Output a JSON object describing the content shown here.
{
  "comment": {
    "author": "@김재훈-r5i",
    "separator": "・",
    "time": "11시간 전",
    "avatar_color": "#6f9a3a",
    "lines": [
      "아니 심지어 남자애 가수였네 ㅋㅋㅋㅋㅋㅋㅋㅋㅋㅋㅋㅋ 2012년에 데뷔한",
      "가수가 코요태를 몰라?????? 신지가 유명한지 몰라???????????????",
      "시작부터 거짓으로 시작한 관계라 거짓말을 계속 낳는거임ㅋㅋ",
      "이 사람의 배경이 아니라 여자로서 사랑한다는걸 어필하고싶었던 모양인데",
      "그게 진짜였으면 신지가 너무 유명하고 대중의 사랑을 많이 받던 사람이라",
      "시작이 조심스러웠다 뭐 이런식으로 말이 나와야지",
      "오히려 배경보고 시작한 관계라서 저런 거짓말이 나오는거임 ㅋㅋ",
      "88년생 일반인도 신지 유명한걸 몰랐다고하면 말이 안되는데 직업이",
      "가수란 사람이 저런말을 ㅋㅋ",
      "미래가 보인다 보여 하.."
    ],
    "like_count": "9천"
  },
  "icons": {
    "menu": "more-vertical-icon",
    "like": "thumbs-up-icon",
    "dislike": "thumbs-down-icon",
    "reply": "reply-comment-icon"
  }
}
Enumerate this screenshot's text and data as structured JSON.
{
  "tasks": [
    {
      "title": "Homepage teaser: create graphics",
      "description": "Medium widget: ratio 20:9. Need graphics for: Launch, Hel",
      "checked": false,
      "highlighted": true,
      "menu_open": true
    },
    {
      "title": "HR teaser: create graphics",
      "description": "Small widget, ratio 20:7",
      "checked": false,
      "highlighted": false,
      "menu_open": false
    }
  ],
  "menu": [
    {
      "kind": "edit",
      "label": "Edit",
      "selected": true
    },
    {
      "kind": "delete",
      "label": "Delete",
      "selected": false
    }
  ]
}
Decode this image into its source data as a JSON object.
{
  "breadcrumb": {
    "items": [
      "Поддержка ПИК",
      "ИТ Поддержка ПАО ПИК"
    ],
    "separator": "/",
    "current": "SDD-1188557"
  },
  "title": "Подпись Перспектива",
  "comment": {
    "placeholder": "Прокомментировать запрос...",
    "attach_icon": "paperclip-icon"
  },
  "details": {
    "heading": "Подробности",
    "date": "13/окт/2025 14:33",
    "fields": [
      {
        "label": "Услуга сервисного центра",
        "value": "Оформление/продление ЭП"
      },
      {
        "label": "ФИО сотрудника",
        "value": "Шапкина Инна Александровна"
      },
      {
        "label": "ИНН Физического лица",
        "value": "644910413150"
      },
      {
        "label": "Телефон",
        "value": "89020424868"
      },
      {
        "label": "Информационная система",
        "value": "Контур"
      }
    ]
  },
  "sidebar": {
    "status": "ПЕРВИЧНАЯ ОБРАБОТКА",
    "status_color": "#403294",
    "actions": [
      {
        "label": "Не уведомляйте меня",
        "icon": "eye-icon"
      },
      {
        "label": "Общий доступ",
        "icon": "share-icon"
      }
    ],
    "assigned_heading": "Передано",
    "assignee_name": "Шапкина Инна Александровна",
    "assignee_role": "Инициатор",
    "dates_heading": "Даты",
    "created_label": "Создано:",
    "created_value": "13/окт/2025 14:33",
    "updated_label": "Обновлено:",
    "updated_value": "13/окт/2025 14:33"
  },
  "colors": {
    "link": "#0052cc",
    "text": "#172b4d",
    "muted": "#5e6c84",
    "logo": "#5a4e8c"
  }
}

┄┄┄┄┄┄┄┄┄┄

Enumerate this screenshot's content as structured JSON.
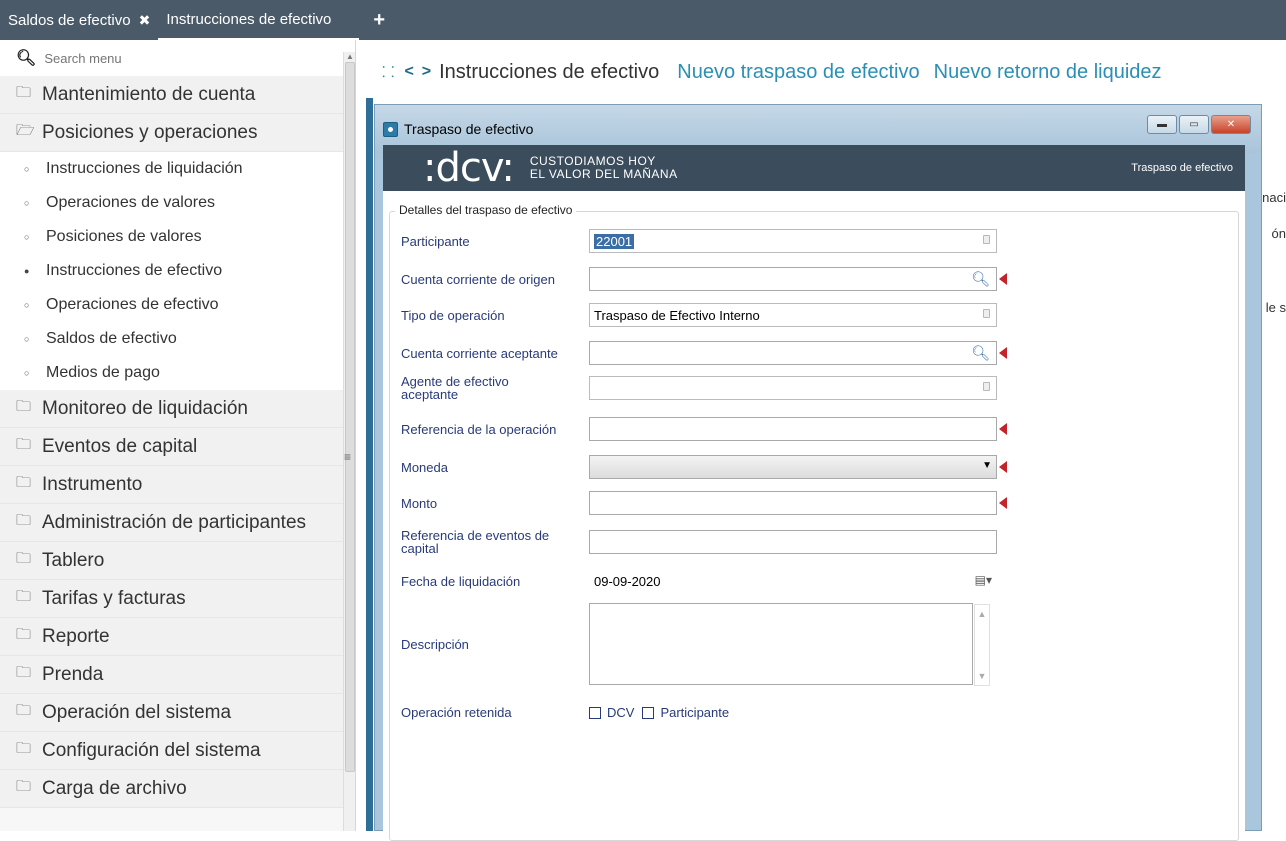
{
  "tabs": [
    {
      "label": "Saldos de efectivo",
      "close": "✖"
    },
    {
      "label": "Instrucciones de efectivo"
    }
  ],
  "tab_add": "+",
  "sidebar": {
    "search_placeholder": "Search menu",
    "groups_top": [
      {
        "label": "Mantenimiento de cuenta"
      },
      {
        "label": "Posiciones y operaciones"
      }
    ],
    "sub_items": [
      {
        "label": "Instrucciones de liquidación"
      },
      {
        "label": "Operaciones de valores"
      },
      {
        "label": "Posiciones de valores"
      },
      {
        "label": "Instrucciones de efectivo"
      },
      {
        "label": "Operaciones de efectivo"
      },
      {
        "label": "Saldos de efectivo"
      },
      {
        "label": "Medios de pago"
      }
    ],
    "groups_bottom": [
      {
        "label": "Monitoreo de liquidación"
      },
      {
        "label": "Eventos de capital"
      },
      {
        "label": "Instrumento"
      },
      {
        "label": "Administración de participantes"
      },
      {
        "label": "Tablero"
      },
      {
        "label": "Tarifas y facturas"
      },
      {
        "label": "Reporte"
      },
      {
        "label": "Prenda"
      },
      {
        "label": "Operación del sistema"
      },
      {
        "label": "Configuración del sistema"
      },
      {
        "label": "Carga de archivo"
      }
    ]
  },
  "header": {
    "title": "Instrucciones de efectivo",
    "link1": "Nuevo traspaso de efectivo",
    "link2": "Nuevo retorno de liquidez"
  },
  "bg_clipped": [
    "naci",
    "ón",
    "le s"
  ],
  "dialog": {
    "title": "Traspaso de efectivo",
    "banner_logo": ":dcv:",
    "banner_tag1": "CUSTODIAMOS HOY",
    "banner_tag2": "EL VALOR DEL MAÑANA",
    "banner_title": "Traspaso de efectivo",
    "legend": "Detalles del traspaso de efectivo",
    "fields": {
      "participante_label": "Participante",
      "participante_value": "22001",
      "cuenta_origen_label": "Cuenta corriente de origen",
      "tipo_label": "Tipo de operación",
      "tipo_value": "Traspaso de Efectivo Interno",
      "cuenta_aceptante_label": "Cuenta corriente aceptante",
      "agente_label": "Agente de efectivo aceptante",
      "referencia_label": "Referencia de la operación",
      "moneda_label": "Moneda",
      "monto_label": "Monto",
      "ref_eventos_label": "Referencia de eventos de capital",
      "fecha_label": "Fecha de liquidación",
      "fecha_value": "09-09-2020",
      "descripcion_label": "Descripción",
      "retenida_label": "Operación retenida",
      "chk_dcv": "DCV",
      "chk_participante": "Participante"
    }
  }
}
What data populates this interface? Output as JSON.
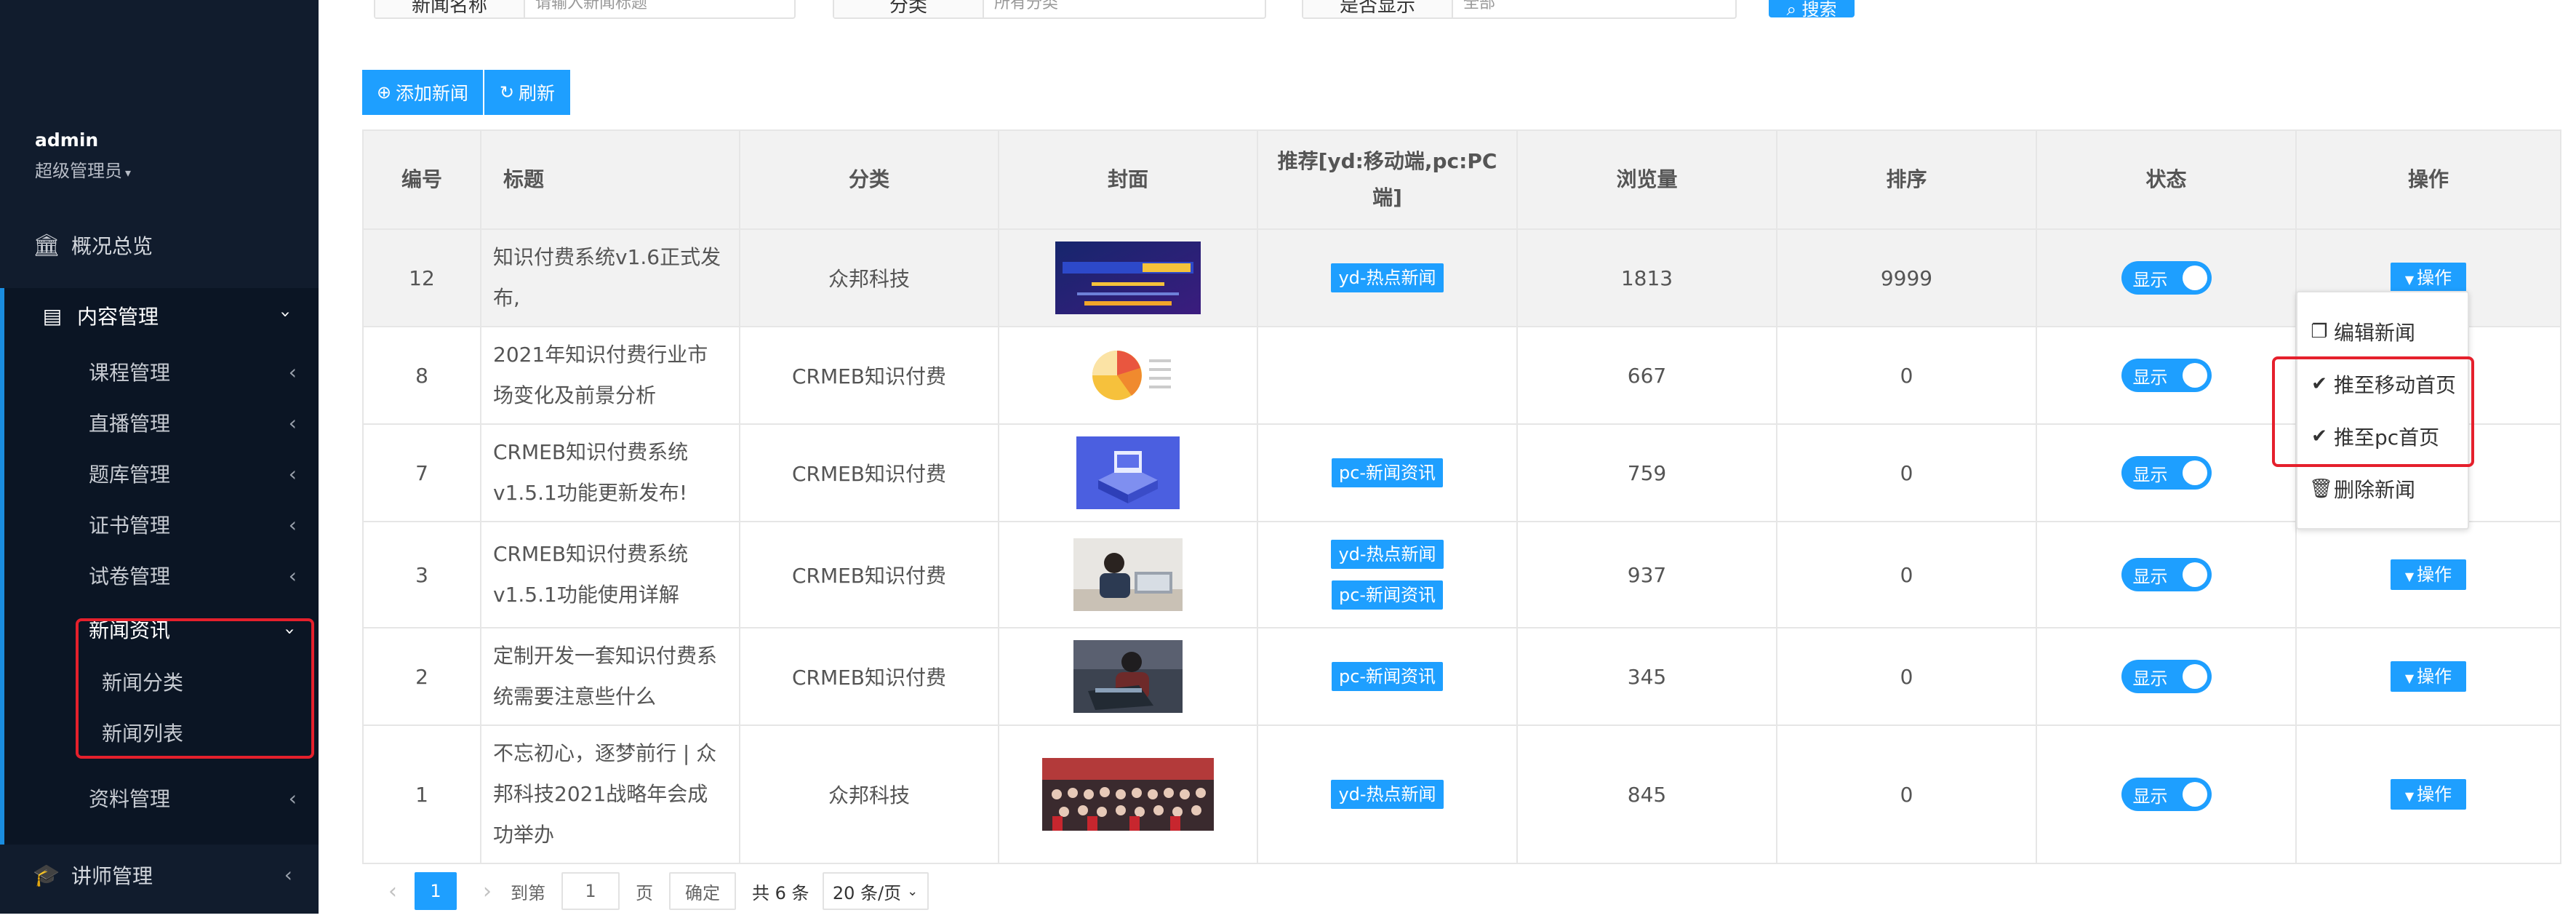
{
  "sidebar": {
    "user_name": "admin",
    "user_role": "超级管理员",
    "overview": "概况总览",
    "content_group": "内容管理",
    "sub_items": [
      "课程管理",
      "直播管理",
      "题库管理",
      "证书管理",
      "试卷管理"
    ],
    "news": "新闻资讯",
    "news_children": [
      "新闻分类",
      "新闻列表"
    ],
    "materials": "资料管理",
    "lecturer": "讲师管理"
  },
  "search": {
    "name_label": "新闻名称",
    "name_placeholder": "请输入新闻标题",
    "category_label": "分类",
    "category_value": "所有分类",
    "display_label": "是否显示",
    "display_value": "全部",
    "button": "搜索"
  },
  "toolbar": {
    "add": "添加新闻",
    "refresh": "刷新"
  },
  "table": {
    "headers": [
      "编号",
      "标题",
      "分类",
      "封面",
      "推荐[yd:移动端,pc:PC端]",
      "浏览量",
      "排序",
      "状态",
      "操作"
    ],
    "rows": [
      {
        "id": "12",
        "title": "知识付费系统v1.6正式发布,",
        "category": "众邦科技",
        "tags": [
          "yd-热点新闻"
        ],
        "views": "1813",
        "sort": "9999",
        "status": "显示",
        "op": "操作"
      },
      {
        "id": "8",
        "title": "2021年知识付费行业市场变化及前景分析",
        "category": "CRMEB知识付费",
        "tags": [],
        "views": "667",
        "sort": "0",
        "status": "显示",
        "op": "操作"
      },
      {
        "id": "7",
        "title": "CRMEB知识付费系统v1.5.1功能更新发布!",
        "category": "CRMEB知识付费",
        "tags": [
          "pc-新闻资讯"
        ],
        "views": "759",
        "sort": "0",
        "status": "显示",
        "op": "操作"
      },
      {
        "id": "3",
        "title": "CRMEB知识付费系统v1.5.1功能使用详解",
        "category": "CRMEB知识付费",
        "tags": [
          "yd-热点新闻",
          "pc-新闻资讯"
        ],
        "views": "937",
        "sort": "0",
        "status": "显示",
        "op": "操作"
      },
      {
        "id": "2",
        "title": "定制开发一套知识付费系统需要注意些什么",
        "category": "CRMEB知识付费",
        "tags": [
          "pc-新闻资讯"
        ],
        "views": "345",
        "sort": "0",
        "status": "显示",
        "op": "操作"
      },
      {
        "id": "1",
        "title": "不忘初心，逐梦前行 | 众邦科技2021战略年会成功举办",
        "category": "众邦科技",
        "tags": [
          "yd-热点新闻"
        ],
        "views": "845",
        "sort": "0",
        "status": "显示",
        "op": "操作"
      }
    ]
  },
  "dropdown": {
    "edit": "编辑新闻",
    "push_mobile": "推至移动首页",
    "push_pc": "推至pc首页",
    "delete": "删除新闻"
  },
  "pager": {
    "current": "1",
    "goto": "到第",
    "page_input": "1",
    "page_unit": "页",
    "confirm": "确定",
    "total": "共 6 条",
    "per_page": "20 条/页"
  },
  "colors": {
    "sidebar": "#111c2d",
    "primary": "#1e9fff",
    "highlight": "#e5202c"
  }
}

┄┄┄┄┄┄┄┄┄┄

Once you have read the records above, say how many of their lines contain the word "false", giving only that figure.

▶ Written solution
5